Boris has been an equal opportunity outspoken commentator. In May 2016 he won the £1,000 prize in the Spectator’s Turkish President Erdogan offensive poetry competition by a rude limerick. He described President Recep Tayyip Erdogan having sex with a goat.
He addressed two current American politicians. When President Barack Obama was accused of removing the bust of Winston Churchill from the White House, Boris somewhat carefully remarked that “Some said it was a symbol of the part-Kenyan president’s ancestral dislike of the British Empire.” In the first minutes of his appointment as foreign secretary, Boris subtly reprimanded Obama. The president during his visit to Britain had said that if Brexit won, the UK would be at “the back of the queue” for U.S. trade deals. Boris quipped that for him Obama would be “at the front of the queue.”
At some point in the 2008 U.S. presidential campaign, Boris compared Obama “plainly brilliant,” with Hillary Clinton, portraying her with “dyed blonde hair, pouty lips and a steely blue stare, like a sadistic nurse in a mental hospital.”
If nothing else, Boris is intensely patriotic. Despite all evidence to the contrary Boris declared that ping pong was not invented in China, but derived from the 19th-century British game “whiff, whaff.” He has made few statements on Russia, but one of them was that he regards Vladimir Putin as a ruthless and manipulative tyrant.

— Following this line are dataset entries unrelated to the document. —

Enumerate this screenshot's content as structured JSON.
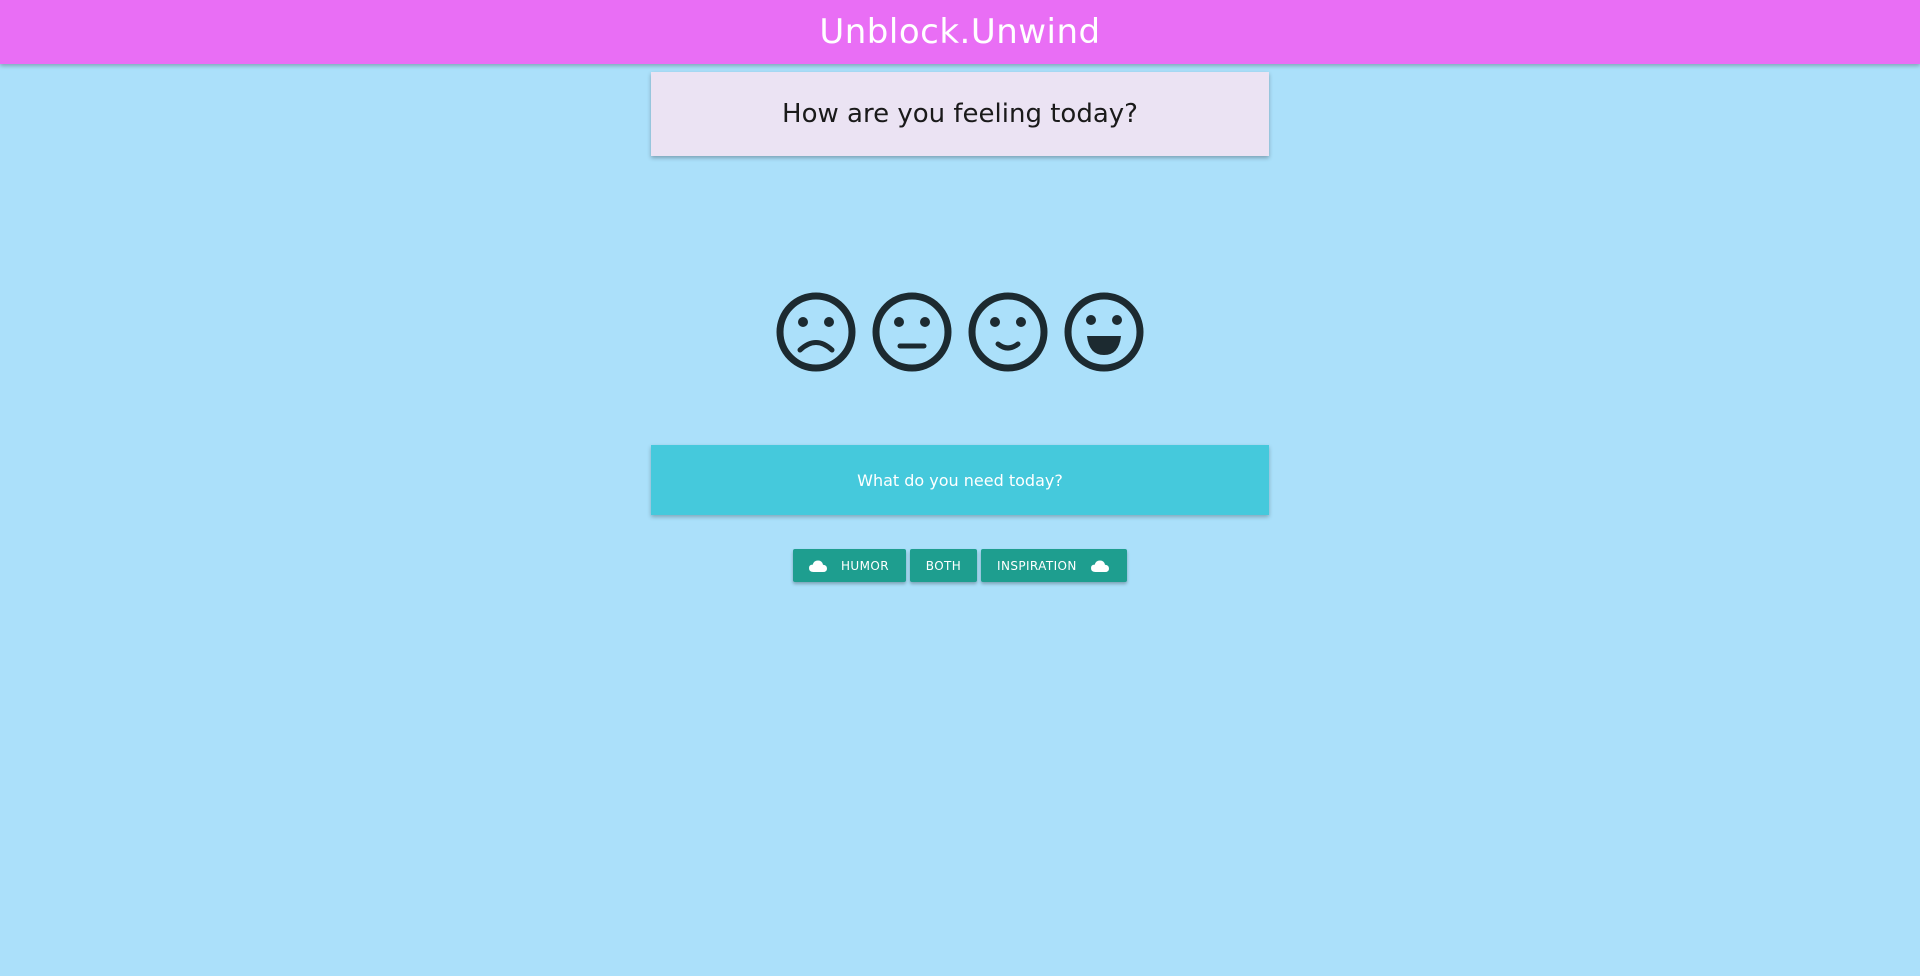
{
  "app": {
    "title": "Unblock.Unwind"
  },
  "colors": {
    "background": "#abe0fa",
    "topbar": "#e96ef5",
    "question_card": "#ebe3f3",
    "need_card": "#45c9dc",
    "button": "#1e9e8f",
    "icon": "#1c2a30"
  },
  "feeling": {
    "question": "How are you feeling today?",
    "moods": [
      {
        "icon": "sad-face-icon"
      },
      {
        "icon": "neutral-face-icon"
      },
      {
        "icon": "slight-smile-face-icon"
      },
      {
        "icon": "grin-face-icon"
      }
    ]
  },
  "need": {
    "question": "What do you need today?",
    "buttons": {
      "humor": {
        "label": "HUMOR",
        "icon": "cloud-icon"
      },
      "both": {
        "label": "BOTH"
      },
      "inspiration": {
        "label": "INSPIRATION",
        "icon": "cloud-icon"
      }
    }
  }
}
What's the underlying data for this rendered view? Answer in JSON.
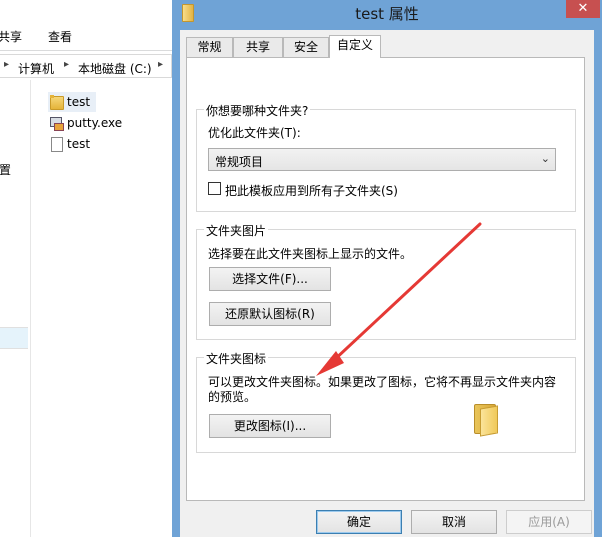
{
  "explorer": {
    "ribbon_tabs": [
      "共享",
      "查看"
    ],
    "breadcrumb": [
      "计算机",
      "本地磁盘 (C:)"
    ],
    "nav_fragment": "置",
    "files": [
      {
        "name": "test",
        "icon": "folder-icon"
      },
      {
        "name": "putty.exe",
        "icon": "putty-icon"
      },
      {
        "name": "test",
        "icon": "file-icon"
      }
    ]
  },
  "dialog": {
    "title": "test 属性",
    "close_glyph": "✕",
    "tabs": [
      "常规",
      "共享",
      "安全",
      "自定义"
    ],
    "active_tab": "自定义",
    "folder_type": {
      "group_title": "你想要哪种文件夹?",
      "optimize_label": "优化此文件夹(T):",
      "selected_option": "常规项目",
      "apply_subfolders_label": "把此模板应用到所有子文件夹(S)",
      "apply_subfolders_checked": false
    },
    "folder_pictures": {
      "group_title": "文件夹图片",
      "description": "选择要在此文件夹图标上显示的文件。",
      "choose_file_button": "选择文件(F)...",
      "restore_default_button": "还原默认图标(R)"
    },
    "folder_icons": {
      "group_title": "文件夹图标",
      "description_line1": "可以更改文件夹图标。如果更改了图标，它将不再显示文件夹内容",
      "description_line2": "的预览。",
      "change_icon_button": "更改图标(I)..."
    },
    "footer": {
      "ok": "确定",
      "cancel": "取消",
      "apply": "应用(A)"
    }
  },
  "colors": {
    "window_frame": "#6fa3d6",
    "close_button": "#c75050",
    "annotation_arrow": "#e53935"
  }
}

Boris is a cosmopolitan figure, partly educated in France as well as Eton and Oxford, whose relatives include a Russian grandfather, Turkish grandparents, and a half-Indian wife, and who speaks four languages. He is a witty, self-denigrator who said only a short time ago that he had more chance of being reincarnated as an olive than of becoming PM.
On one issue he has been clear and forthcoming. Like Prime Minister Theresa May, Boris has been friendly to Israel. Though an Anglican, he claims descent from some ancestors, even a rabbi, in Moscow. He showed this friendship during his visit to Israel in November 2015. He visited the Western Wall in Jerusalem, wearing a yarmulke and placing his hand on the wall, as well as going to Yad Vashem. He tried out an Israeli bicycle with the Mayor of Tel Aviv. He opened the day trading on the Tel Aviv stock exchange. He played soccer with Arab and Jewish children in Jerusalem. He explained the UK was a natural partner for Israeli companies seeking to grow.
Boris called himself a passionate Zionist during the war in Gaza. He has called Israel the only democracy, pluralist and an open society, in the region. On November 9, 2015 using strong language he condemned those who advocated BDS against Israel. This activity was “completely crazy,” and was supported by “corduroy, jacketed, snaggle-toothed, lefty academics in the UK.”
As a result of his public display of support for Israel the Palestinian organizations with which he was going to meet cancelled his visits because of what they termed his “inaccurate, misinformed, and disrespectful remarks.”
Boris Johnson has so far not been involved in Middle East negotiations but has expressed the need for peace, reconciliation, generosity, and tolerance in the area. On his past record and statements the outlook is favorable for UK support of negotiations for peace between Israel and Palestinians and for the security of the State of Israel.